Now, it is good to see something like my hunches backed up by data, but does this not surprise anyone?  Make something cheap and easy, and yes, there will be more of it.  In this case, more traffic, and more gridlock.

My own take on the self-driving car bit is that if they do actually come to pass, they will probably make commuting longer distances a great deal more attractive to people.     You won’t care about acceleration, since if it takes a minute to get up to highway speeds, you’ll be doing something else, so it may be that these self-driving platforms will become cheaper than automobiles in some regards (although the sensor packages might balance that out).  People who work in NYC might live anywhere in a one or two hour driving radius (check out this map tool), making the suburbs more attractive, and perhaps increasing gridlock to even more amazing proportions.   For places (like the NY metro area) that have a lot of commuter rail, it might increase the use of those services, as people might not mind the short jaunt to the station (where your car, or a rented car) might return home.  For other places (like the Boston metro area) it might even be that you’d want a self-driving van (so you could exercise on a treadmill or rowing machine), and then drive down from New Hampshire, up from Rhode Island, or places like Fall River.   Given that self-driving cars are being tested in warm weather states (since snow, fog, and rain are difficult to handle), we might first see these effects in warm places like Los Angeles, Las Vegas, or Phoenix.

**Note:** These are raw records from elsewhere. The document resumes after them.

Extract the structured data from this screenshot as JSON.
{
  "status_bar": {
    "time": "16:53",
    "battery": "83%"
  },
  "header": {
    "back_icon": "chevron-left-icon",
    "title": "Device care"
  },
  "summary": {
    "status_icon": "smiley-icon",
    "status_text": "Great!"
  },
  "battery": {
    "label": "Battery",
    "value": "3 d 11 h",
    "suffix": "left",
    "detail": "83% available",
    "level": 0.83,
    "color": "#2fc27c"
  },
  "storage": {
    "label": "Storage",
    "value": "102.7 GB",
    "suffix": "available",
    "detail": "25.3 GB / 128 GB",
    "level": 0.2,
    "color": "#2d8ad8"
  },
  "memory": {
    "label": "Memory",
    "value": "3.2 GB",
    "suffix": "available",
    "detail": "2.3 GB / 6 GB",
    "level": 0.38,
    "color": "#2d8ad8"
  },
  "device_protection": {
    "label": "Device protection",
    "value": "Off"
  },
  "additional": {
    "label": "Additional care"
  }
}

In any scenario, this is going to put a lot of strain on the roads, and on other transport systems.  The opposite of efficiency is resiliency, and as efficient as these systems might seem to be, they will have a very large Achilles heel, and be far more prone to catastrophic failures, like every other modern system that exists.  Ever since the steam engine was made more efficient, practically every bit of technology that has been made better, has been used more.

Jevon’s Paradox.  It’s real.

Questions:

  • What other nifty inventions will have obvious or not-so-obvious side effects?
  • If someone comes up with a great idea or machine which makes things better/cheaper/faster (typically, you only get two of those), how can these things be limited so that Jevon’s Paradox doesn’t kick in?
  • Imagine the failure mode of the GPS network being hacked, or the cars themselves have been hacked.  How does everyone get home then?  How efficient is travel when a snowstorm makes self-driving cars difficult to navigate (and if many people have forgotten how to drive)?